The argument of groups such as CAES now is that companies dutifully invest and prepare for a new regime. Pulling out the rug from those companies at the last minute because of fears of price spikes is unfair and will inevitably lead to delayed investment in the next round of regulation. It is an argument that has prevailed at other times when a new regulation loomed and there were voices that called for a delay or suspension. Those voices inevitably fail and the regulation goes into effect, usually without huge consequences. IMO 2020, however, has been viewed as the most significant change in product specifications possibly ever.
According to Verleger, the companies that are in the CAES could reasonably thought to be expecting a windfall from IMO 2020. As we have written previously, the well-crafted models of how the world gets to meet the IMO 2020 standards can’t account for short-term or medium-term disruptions. One such possibility – instead of turning to new low sulfur fuel oil blends at the start of the process, shipping companies will go with what they know, which in this case is marine diesel/marine gasoil. And that could put a squeeze on the distillate market.
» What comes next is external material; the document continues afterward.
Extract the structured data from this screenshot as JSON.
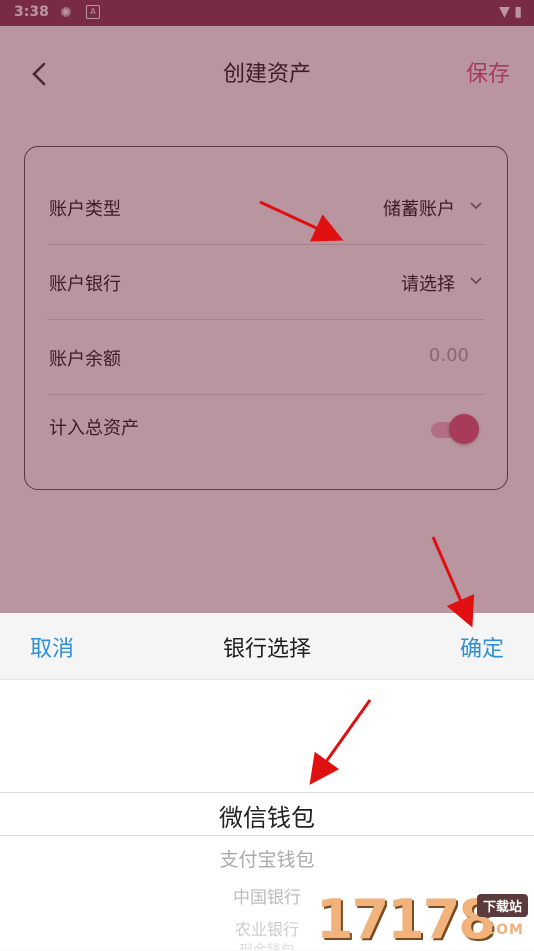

“The real opportunity for profit…occurs when environmental regulations change in a way that makes it more difficult to produce specific products,” Verleger writes, citing the price of gasoline moving higher in the mid 2000s as sulfur was cut back in that product. The price of the product moved up more rapidly than the price of crude and the interim can provide a profitable interlude.
But given Trump’s track record on oil prices and on declaring national emergencies, Verleger sees a strong chance he might do it again. “If Trump acted to lower U.S. gasoline and diesel prices, he would be cheered by almost every voter,” he writes. “There would be no effort to block it. The oil industry has few supporters in Congress and even fewer among the general population.”